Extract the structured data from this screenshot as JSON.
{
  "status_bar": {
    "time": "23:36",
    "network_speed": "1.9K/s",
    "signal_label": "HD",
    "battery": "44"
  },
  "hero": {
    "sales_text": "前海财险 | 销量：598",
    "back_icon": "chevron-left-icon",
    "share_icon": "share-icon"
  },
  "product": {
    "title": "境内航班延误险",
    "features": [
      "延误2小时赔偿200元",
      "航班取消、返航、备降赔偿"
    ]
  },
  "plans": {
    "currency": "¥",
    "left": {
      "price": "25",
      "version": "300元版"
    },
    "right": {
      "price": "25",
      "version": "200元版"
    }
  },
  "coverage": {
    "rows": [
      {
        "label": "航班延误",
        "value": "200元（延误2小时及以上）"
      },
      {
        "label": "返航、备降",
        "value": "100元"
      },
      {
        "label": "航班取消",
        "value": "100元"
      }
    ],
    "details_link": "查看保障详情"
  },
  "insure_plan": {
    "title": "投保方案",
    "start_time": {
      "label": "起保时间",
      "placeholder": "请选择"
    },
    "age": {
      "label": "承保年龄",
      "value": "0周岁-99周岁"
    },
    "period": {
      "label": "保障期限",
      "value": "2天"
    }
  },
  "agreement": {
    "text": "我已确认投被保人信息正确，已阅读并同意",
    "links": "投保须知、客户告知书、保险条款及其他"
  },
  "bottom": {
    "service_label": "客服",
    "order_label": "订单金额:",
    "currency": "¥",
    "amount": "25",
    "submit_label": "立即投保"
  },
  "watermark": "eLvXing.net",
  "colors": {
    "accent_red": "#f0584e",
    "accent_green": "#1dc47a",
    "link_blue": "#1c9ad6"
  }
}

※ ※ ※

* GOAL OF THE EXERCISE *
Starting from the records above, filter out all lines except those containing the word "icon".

* ANSWER BELOW *
    "back_icon": "chevron-left-icon",
    "share_icon": "share-icon"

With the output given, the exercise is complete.